Vea esta publicación en español.
Every year, the warm waters surrounding Baja California, Mexico provide a wonderful natural spectacle: the arrival of hundreds of impressive gray whales. These cetaceans measure up to 50 feet (15 m) long and weigh up to 40 tons. They make migrations of more than 12,400 miles (20,000 km) to escape the temperate waters of the Arctic Ocean, staying in the Mexican Pacific and the Sea of Cortez from mid-December to April.

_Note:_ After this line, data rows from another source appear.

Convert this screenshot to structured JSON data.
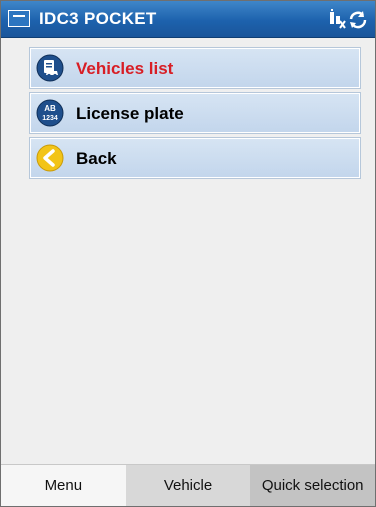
{
  "app": {
    "title": "IDC3 POCKET"
  },
  "menu": {
    "items": [
      {
        "label": "Vehicles list",
        "icon": "vehicles-list-icon",
        "color": "#d81e25"
      },
      {
        "label": "License plate",
        "icon": "license-plate-icon",
        "icon_text_top": "AB",
        "icon_text_bottom": "1234",
        "color": "#000000"
      },
      {
        "label": "Back",
        "icon": "back-arrow-icon",
        "color": "#000000"
      }
    ]
  },
  "tabs": [
    {
      "label": "Menu"
    },
    {
      "label": "Vehicle"
    },
    {
      "label": "Quick selection"
    }
  ],
  "colors": {
    "titlebar": "#1d62ad",
    "menu_item_bg": "#c8d9ee",
    "active_label": "#d81e25"
  }
}
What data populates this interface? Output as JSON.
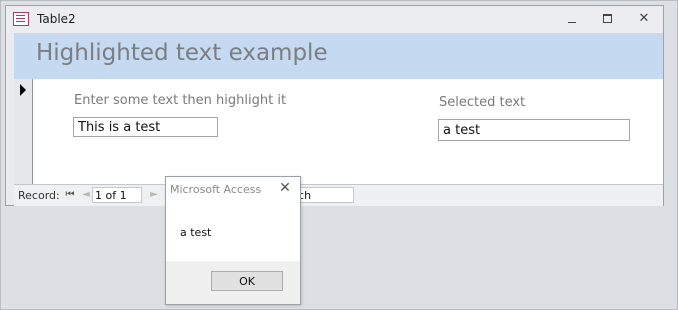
{
  "window": {
    "title": "Table2"
  },
  "form": {
    "header_title": "Highlighted text example",
    "left_label": "Enter some text then highlight it",
    "left_value": "This is a test",
    "right_label": "Selected text",
    "right_value": "a test"
  },
  "navigation": {
    "record_label": "Record:",
    "first_glyph": "⏮",
    "prev_glyph": "◄",
    "position": "1 of 1",
    "next_glyph": "►",
    "search_partial": "arch"
  },
  "dialog": {
    "title": "Microsoft Access",
    "close_glyph": "✕",
    "message": "a test",
    "ok_label": "OK"
  },
  "colors": {
    "header_band": "#c5d9f1",
    "icon_accent": "#b03a5b"
  },
  "icons": {
    "form_icon": "form-table-icon",
    "record_pointer": "record-selector-arrow-icon"
  }
}
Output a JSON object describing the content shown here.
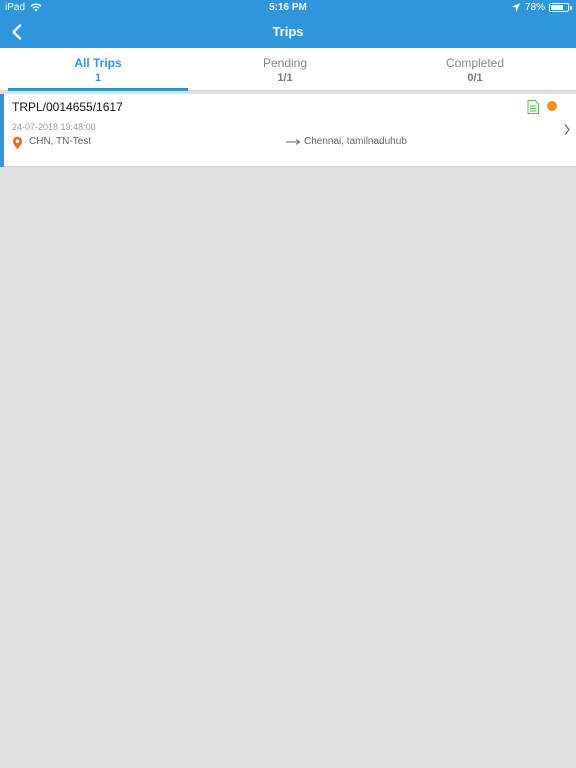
{
  "status_bar": {
    "device": "iPad",
    "time": "5:16 PM",
    "battery": "78%",
    "battery_level": 0.78
  },
  "nav": {
    "title": "Trips",
    "back_icon": "chevron-left-icon"
  },
  "tabs": [
    {
      "label": "All Trips",
      "count": "1",
      "active": true
    },
    {
      "label": "Pending",
      "count": "1/1",
      "active": false
    },
    {
      "label": "Completed",
      "count": "0/1",
      "active": false
    }
  ],
  "trips": [
    {
      "id": "TRPL/0014655/1617",
      "datetime": "24-07-2018 19:48:00",
      "origin": "CHN, TN-Test",
      "destination": "Chennai, tamilnaduhub",
      "status_color": "#f28c1b",
      "doc_icon": "document-icon"
    }
  ],
  "colors": {
    "primary": "#2f96dc",
    "status_pending": "#f28c1b",
    "doc_green": "#5cb85c",
    "pin_orange": "#f26522"
  }
}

Pleasant temperatures aren't the only draw -- nutrient-rich food sources are highly available, and they are safe from their main predators: orcas, sharks, and humans. In this ideal habitat, the gray whales court, mate, and reproduce, primarily in the lagoons of San Ignacio, Manuela, Guerrero Negro, and Ojo de Liebre. These important whale habitats are protected by the El Vizcaino Biosphere Reserve, and Ojo de Liebre Lagoon was declared a gray whale sanctuary by the Mexican government.
Thousands of tourists travel each year to Baja California to see the newborn calves and adult gray whales, one of the most active and friendliest of the large whales. They are easily found in the waves of very shallow water, "spy-hopping" (popping up out of the water to take a look), showing their tail fin, and breaching.
There are many points along the bay that have boats for whale watching. Because whale tourism has grown so much and is so important to local economies, the Secretariat of the Environment and Natural Resources (SEMARNAT) and the Federal Attorney General for Environmental Protection (PROFEPA) regulate these vessels, giving those who have met the approved operating standards an orange flag bearing a whale. So if you're planning on going whale watching in Baja California, be sure to look for the orange flag before booking with a boat tour!
These regulations determine, for example, the sites for whale watching, the minimum allowable distance that a vessel can be from a whale, and the type of approach; they also ban the entry of vessels into the lagoons. Thanks to this protection, gray whale spotting in Baja California has become a global example of sustainable tourism and the population of this species is stable.
While watching for gray whales, tourists can observe other marine species such as sea lions, dolphins, gannets, and pelicans. Along the coast, there are a number of beautiful beaches and small communities with many lodging options, and a range of other activities such as diving, fishing, and sailing. There are many large luxury hotels, mainly in the famed Los Cabos. Major attractions include the world's third largest dolphinarium in San Jose del Cabo.
Venture to admire the wonderful gray whales while getting to know the beauty of Baja California! Here are some sustainable businesses to check out while planning your stay: